You only run out of hot water when you have a water tank to draw water from. Tankless water heaters by design cannot run out of hot water, unless of course they are broken and need replacement.
Tankless heaters also heat the house if you have water heating system like I do. No variation in water pressure or water temperature with tankless heaters.
Tankless heaters have to decide how much water to heat, and it takes time for the water to work its way through the maze of pipes inside it. For whatever reason, they tend to put out water with significant variations in temperature when you vary the demand. I'm hardly the only one who's noticed this.
Also, tankless heaters don't run out of water; they run out of the ability to heat the water to your desired temperature when too much water is pulled through. Maybe if you use Government Approved 1.5 gallon-per-minute shower heads and faucets everywhere they can handle it. But where water isn't scarce, that sucks. And try filling a tub with one.
Originally Posted by mike1445
tank style water heaters are $350-1000 with a lifespan of 12 years, tank-less are $800-1400 with a 20 year lifespan and energy cost savings of 30% or about $100/yr for a 2 person home, savings seem substantial enough for me. Price varies with volume for tank-style and output (gpm) for the tank-less. If your friend has 3 it's because he probably bought multiple lower priced units small outputs,
Those numbers are based on very unrealistic assumptions about how much water will be used. Real people use way more water, and the more you use the better the tank style heater does.
But don't take my word for it. Here's the top three hits from google:
Probably not. Gas tankless water heaters, which use high-powered burners to quickly heat water as it runs through a heat exchanger, were 22 percent more energy efficient on average than the gas-fired storage-tank models in our tests. That translates into a savings of around $70 to $80 per year, based on 2008 national energy costs. But because they cost much more than storage water heaters, it can take up to 22 years to break even—longer than the 20-year life of many models. Moreover, our online poll of 1,200 readers revealed wide variations in installation costs, energy savings, and satisfaction.
Tankless units might need more care

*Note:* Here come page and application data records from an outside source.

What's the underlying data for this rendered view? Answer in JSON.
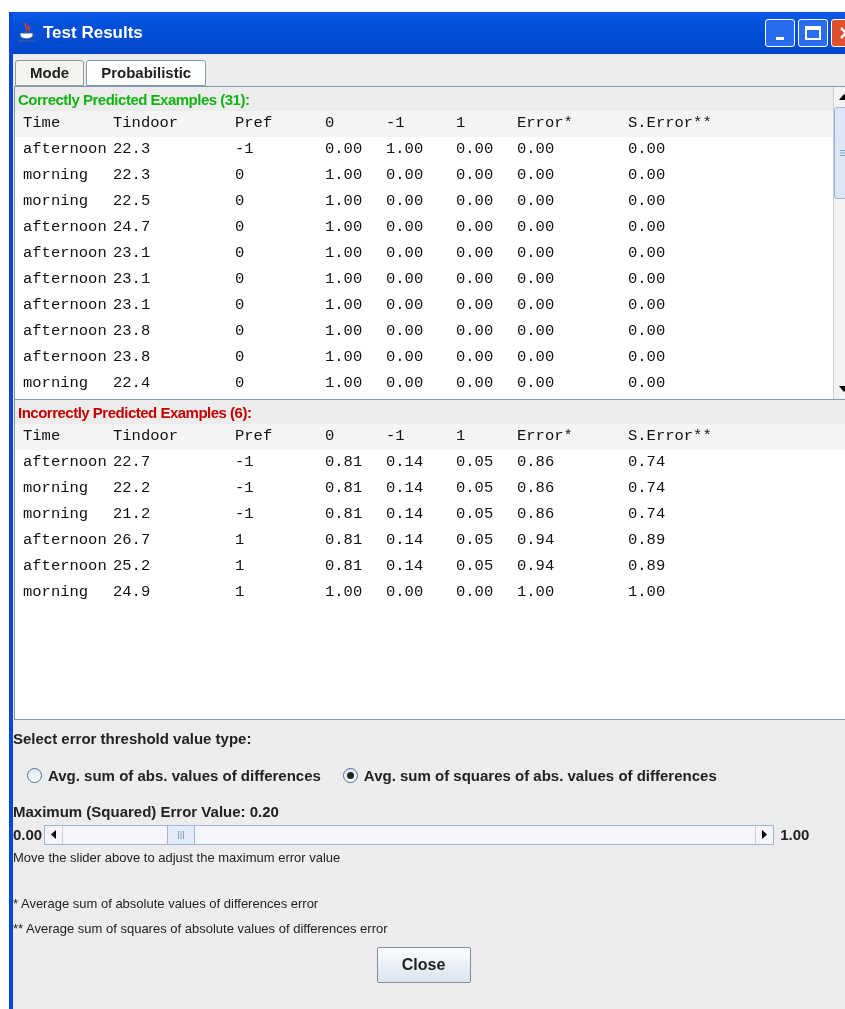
{
  "window": {
    "title": "Test Results"
  },
  "tabs": [
    {
      "label": "Mode",
      "selected": false
    },
    {
      "label": "Probabilistic",
      "selected": true
    }
  ],
  "panels": [
    {
      "kind": "correct",
      "title": "Correctly Predicted Examples (31):",
      "scrollbar": true,
      "columns": [
        "Time",
        "Tindoor",
        "Pref",
        "0",
        "-1",
        "1",
        "Error*",
        "S.Error**"
      ],
      "rows": [
        [
          "afternoon",
          "22.3",
          "-1",
          "0.00",
          "1.00",
          "0.00",
          "0.00",
          "0.00"
        ],
        [
          "morning",
          "22.3",
          "0",
          "1.00",
          "0.00",
          "0.00",
          "0.00",
          "0.00"
        ],
        [
          "morning",
          "22.5",
          "0",
          "1.00",
          "0.00",
          "0.00",
          "0.00",
          "0.00"
        ],
        [
          "afternoon",
          "24.7",
          "0",
          "1.00",
          "0.00",
          "0.00",
          "0.00",
          "0.00"
        ],
        [
          "afternoon",
          "23.1",
          "0",
          "1.00",
          "0.00",
          "0.00",
          "0.00",
          "0.00"
        ],
        [
          "afternoon",
          "23.1",
          "0",
          "1.00",
          "0.00",
          "0.00",
          "0.00",
          "0.00"
        ],
        [
          "afternoon",
          "23.1",
          "0",
          "1.00",
          "0.00",
          "0.00",
          "0.00",
          "0.00"
        ],
        [
          "afternoon",
          "23.8",
          "0",
          "1.00",
          "0.00",
          "0.00",
          "0.00",
          "0.00"
        ],
        [
          "afternoon",
          "23.8",
          "0",
          "1.00",
          "0.00",
          "0.00",
          "0.00",
          "0.00"
        ],
        [
          "morning",
          "22.4",
          "0",
          "1.00",
          "0.00",
          "0.00",
          "0.00",
          "0.00"
        ]
      ]
    },
    {
      "kind": "incorrect",
      "title": "Incorrectly Predicted Examples (6):",
      "scrollbar": false,
      "columns": [
        "Time",
        "Tindoor",
        "Pref",
        "0",
        "-1",
        "1",
        "Error*",
        "S.Error**"
      ],
      "rows": [
        [
          "afternoon",
          "22.7",
          "-1",
          "0.81",
          "0.14",
          "0.05",
          "0.86",
          "0.74"
        ],
        [
          "morning",
          "22.2",
          "-1",
          "0.81",
          "0.14",
          "0.05",
          "0.86",
          "0.74"
        ],
        [
          "morning",
          "21.2",
          "-1",
          "0.81",
          "0.14",
          "0.05",
          "0.86",
          "0.74"
        ],
        [
          "afternoon",
          "26.7",
          "1",
          "0.81",
          "0.14",
          "0.05",
          "0.94",
          "0.89"
        ],
        [
          "afternoon",
          "25.2",
          "1",
          "0.81",
          "0.14",
          "0.05",
          "0.94",
          "0.89"
        ],
        [
          "morning",
          "24.9",
          "1",
          "1.00",
          "0.00",
          "0.00",
          "1.00",
          "1.00"
        ]
      ]
    }
  ],
  "threshold": {
    "label": "Select error threshold value type:",
    "options": [
      {
        "label": "Avg. sum of abs. values of differences",
        "selected": false
      },
      {
        "label": "Avg. sum of squares of abs. values of differences",
        "selected": true
      }
    ]
  },
  "slider": {
    "label": "Maximum (Squared) Error Value: 0.20",
    "min": "0.00",
    "max": "1.00",
    "level": 0.2,
    "hint": "Move the slider above to adjust the maximum error value"
  },
  "footnotes": [
    "* Average sum of absolute values of differences error",
    "** Average sum of squares of absolute values of differences error"
  ],
  "buttons": [
    "Close"
  ]
}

During our long-term testing, an indicator on the tankless model warned of scale buildup. We paid $334 for special valves and a plumber to flush out the water heater with vinegar. Many industry pros recommend that tankless models be serviced once a year by a qualified technician. Calcium buildup can decrease efficiency, restrict water flow, and damage tankless models. Experts suggest installing a water softener if your water hardness is above 11 grains per gallon. Ignoring this advice can shorten your warranty.

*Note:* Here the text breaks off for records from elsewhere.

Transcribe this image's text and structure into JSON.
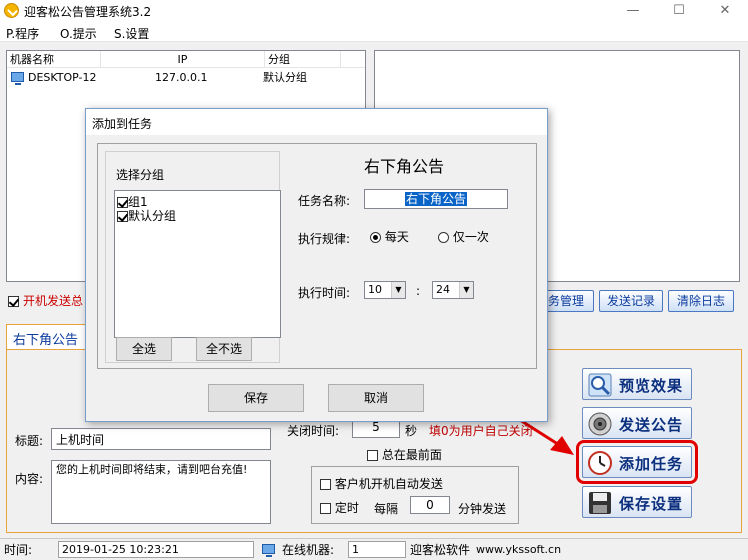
{
  "app": {
    "title": "迎客松公告管理系统3.2",
    "window_controls": {
      "minimize": "—",
      "maximize": "☐",
      "close": "✕"
    }
  },
  "menu": [
    {
      "label": "P.程序"
    },
    {
      "label": "O.提示"
    },
    {
      "label": "S.设置"
    }
  ],
  "machine_list": {
    "columns": [
      "机器名称",
      "IP",
      "分组"
    ],
    "rows": [
      {
        "name": "DESKTOP-12",
        "ip": "127.0.0.1",
        "group": "默认分组"
      }
    ]
  },
  "auto_send": {
    "label": "开机发送总",
    "checked": true
  },
  "toolbar": [
    {
      "label": "务管理"
    },
    {
      "label": "发送记录"
    },
    {
      "label": "清除日志"
    }
  ],
  "tab": {
    "label": "右下角公告"
  },
  "form": {
    "title_label": "标题:",
    "title_value": "上机时间",
    "content_label": "内容:",
    "content_value": "您的上机时间即将结束，请到吧台充值!",
    "close_time_label": "关闭时间:",
    "close_time_value": "5",
    "close_time_unit": "秒",
    "close_time_hint": "填0为用户自己关闭",
    "always_on_top": {
      "label": "总在最前面",
      "checked": false
    },
    "client_boot_send": {
      "label": "客户机开机自动发送",
      "checked": false
    },
    "timed": {
      "label": "定时",
      "checked": false
    },
    "interval_label": "每隔",
    "interval_value": "0",
    "interval_unit": "分钟发送"
  },
  "side_buttons": [
    {
      "label": "预览效果",
      "icon": "magnifier-icon"
    },
    {
      "label": "发送公告",
      "icon": "speaker-icon"
    },
    {
      "label": "添加任务",
      "icon": "clock-icon",
      "highlighted": true
    },
    {
      "label": "保存设置",
      "icon": "floppy-disk-icon"
    }
  ],
  "status_bar": {
    "time_label": "时间:",
    "time_value": "2019-01-25 10:23:21",
    "online_label": "在线机器:",
    "online_value": "1",
    "company": "迎客松软件",
    "website": "www.ykssoft.cn"
  },
  "dialog": {
    "title": "添加到任务",
    "group_section_label": "选择分组",
    "groups": [
      {
        "label": "组1",
        "checked": true
      },
      {
        "label": "默认分组",
        "checked": true
      }
    ],
    "select_all": "全选",
    "select_none": "全不选",
    "heading": "右下角公告",
    "task_name_label": "任务名称:",
    "task_name_value": "右下角公告",
    "rule_label": "执行规律:",
    "rule_options": [
      {
        "label": "每天",
        "selected": true
      },
      {
        "label": "仅一次",
        "selected": false
      }
    ],
    "time_label": "执行时间:",
    "hour_value": "10",
    "minute_value": "24",
    "time_separator": ":",
    "save": "保存",
    "cancel": "取消"
  },
  "colors": {
    "accent_blue": "#0b3b9e",
    "frame_orange": "#e8a33a",
    "highlight_red": "#e00000",
    "warning_red": "#c00000"
  }
}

Since water heating represents about $20 of the average FPL bill, the savings for a tankless water heater would be less than $2 per month for a typical customer.